On page 195 of her book, Emily Post’s Etiquette, Peggy Post lists six basics of communication that parents should teach to their kids.  First, she advises, make eye contact. It is important that children be taught to establish eye contact with the person with whom they are speaking. Looking directly at the other person in the conversation shows interest and gives respect. Children need to be taught that looking away is a sign of disinterest and is not good manners 

Second, speak clearly and correctly. Using good pronunciation, not rushing speech and using good grammar are all aspects of communication that parents should model for children. Parents should pay attention to how their children are speaking and gently correct without embarrassing. There is no need to correct mistakes in front of others, doing so may cause children to feel self-conscious, inhibiting their speech in public. 

Third, take turns and don’t interrupt. Children must be trained not to jump into a conversation just because they feel like talking. It is important that parents curb this behavior and teach children self-control. When a child interrupts, the parent should stop their conversation, firmly tell the interrupting child to wait their turn, and then pick-up the conversation where they left off. 

Fourth, pay attention and respond appropriately. Modeling good listening skills to children is the best way to teach good listening. When conversing with children, parents should listen attentively and repeat key phrases back to the child so that the child feels heard.
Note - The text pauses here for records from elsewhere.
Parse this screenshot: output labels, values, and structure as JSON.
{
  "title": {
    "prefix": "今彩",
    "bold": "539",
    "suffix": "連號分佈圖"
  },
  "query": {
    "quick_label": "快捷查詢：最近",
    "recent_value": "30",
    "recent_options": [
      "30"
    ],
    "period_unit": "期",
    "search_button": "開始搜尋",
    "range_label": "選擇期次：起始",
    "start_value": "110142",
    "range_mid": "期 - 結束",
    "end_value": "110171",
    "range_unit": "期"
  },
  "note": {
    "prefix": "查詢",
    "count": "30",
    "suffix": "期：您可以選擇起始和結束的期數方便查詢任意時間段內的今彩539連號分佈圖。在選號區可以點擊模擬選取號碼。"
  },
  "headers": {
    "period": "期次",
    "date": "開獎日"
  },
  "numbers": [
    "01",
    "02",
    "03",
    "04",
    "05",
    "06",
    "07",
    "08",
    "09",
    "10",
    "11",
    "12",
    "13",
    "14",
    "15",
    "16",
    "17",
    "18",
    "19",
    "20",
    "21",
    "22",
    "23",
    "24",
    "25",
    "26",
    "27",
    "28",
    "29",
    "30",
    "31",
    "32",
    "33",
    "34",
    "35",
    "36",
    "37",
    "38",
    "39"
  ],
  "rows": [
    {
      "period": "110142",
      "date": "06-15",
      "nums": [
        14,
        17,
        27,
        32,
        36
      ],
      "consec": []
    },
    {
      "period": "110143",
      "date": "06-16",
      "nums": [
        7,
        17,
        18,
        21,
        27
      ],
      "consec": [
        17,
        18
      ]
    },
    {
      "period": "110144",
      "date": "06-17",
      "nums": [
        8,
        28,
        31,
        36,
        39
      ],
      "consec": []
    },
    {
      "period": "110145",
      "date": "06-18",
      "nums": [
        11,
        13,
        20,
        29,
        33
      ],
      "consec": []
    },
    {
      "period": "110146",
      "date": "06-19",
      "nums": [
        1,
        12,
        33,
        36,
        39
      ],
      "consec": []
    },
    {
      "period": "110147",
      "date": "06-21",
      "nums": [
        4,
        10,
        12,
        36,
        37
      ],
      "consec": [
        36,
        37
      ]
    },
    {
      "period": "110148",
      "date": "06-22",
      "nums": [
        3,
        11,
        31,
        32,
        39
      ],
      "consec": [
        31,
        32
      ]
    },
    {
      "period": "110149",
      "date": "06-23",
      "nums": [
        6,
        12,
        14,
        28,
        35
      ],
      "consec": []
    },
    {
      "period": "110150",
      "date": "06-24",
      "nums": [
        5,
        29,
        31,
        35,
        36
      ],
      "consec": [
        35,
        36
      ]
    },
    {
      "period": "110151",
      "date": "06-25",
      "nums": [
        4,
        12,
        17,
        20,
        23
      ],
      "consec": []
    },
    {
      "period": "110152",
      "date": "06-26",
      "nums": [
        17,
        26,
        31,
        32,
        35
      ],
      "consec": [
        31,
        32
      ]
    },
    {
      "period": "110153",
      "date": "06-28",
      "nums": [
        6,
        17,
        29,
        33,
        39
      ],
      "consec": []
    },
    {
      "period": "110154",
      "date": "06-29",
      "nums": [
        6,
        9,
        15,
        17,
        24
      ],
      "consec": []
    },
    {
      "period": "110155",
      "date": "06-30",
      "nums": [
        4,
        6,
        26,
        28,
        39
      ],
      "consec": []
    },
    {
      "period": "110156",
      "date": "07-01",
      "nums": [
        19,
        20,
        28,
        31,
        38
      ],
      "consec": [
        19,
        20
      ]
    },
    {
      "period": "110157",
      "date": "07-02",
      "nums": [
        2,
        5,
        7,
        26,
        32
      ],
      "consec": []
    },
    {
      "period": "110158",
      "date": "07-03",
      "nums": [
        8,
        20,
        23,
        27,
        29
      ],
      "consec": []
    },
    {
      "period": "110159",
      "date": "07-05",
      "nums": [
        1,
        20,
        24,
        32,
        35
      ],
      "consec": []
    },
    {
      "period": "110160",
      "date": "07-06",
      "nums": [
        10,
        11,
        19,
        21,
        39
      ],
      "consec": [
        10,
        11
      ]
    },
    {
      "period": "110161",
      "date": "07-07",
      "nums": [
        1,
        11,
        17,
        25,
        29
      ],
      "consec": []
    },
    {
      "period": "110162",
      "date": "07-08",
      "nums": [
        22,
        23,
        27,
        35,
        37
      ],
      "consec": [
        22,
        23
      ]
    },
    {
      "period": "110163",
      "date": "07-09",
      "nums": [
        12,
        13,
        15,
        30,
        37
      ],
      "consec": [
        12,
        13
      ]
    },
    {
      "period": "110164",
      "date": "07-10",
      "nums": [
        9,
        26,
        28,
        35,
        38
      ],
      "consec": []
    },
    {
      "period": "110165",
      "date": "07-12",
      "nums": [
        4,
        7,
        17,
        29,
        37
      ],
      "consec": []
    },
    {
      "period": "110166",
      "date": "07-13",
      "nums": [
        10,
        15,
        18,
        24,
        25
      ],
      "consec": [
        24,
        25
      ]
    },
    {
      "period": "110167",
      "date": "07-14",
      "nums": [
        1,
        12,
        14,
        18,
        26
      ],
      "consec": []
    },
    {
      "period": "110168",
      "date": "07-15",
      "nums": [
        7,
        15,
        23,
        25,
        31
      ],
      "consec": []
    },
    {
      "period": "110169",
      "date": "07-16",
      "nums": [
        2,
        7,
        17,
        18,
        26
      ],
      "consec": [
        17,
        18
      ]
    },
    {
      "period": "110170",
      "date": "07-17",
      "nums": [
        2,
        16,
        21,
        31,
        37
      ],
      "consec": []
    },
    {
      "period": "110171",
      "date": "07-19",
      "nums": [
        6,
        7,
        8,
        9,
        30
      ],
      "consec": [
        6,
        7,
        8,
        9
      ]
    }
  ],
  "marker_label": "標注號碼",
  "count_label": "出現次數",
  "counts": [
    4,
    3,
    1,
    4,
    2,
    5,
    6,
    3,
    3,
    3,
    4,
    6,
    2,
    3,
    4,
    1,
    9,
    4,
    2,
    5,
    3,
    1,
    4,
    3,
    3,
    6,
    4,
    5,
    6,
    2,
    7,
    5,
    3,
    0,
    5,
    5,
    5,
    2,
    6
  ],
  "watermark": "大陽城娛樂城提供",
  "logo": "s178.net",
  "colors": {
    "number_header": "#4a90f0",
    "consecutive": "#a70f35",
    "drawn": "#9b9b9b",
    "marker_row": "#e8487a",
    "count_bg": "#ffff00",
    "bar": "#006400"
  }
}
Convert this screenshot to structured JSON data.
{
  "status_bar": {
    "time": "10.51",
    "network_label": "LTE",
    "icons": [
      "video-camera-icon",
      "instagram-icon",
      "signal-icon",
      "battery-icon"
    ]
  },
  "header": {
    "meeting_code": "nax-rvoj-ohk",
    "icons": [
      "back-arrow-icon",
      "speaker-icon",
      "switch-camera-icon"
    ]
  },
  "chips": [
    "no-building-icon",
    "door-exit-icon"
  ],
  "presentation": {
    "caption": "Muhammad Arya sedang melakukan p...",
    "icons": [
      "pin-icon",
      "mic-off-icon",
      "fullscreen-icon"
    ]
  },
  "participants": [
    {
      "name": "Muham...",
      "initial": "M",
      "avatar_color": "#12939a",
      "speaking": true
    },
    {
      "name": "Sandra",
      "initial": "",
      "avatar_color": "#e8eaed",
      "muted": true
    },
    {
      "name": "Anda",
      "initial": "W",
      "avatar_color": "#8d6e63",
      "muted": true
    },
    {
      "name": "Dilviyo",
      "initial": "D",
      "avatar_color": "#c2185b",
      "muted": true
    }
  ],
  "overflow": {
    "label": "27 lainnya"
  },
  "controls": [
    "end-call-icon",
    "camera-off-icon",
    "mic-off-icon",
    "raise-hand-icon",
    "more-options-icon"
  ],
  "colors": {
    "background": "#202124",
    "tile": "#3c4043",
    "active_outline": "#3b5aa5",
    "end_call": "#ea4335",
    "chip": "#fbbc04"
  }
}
Ask appropriate questions of the child and allow the child to respond. Show interest in what the child has to say. The best conversationalists are those who listen well. 

Fifth, enter conversations politely. There is a correct way to join a conversation that uses good manners. If parents consistently demonstrate how to politely enter a conversation, overtime, children will learn the practice. Parents should show children how to approach the group quietly, smile to those in conversation, listen to what people are saying, and wait until they are spoken to before speaking.  

It is also important for parents to teach children how to behave politely when someone joins an active conversation. Those in the group should smile and nod to recognize the person joining them, when the speaker finishes, the group can greet the newcomer and make introductions. 

Finally, Post notes that one should end conversations pleasantly. Walking away from a conversation with good manners is a crucial skill to possess and one that parents should work hard at teaching to their children. Parents should encourage children to leave a conversation saying some pleasantry such as, “I promised my cousin that I would throw the ball with him and so I need to go now, but it was really nice talking to you.”  

Other important skills that parents should focus on when teaching children basic communicational skills are controlling volume, not using “potty talk” and keeping private matters private.  

Parents should also help children to understand nonverbal communication and cues. Rude facial expressions like eye rolling and grimaces as well as yawning at a speaker, hair twisting, turning one’s back to the speaker, finger nail picking and checking one’s watch, are all bad manners. Children need to learn that their nonverbal actions and behaviors can make people feel badly.

Learning to read other people’s nonverbal cues is an important lesson too, and with time, children will begin to understand when to end conversations, finish a story or change a subject.  

Being an adept communicator is a necessary skill in today’s world. Children need guidance from their parents to learn how to communicate effectively and politely. Good listening skills, self-control, use of good grammar, and sensitivity are all skills that are learned. If parents start modeling conversation skills early, they will help their children develop refined and sophisticated communication behaviors that will benefit them greatly in adulthood.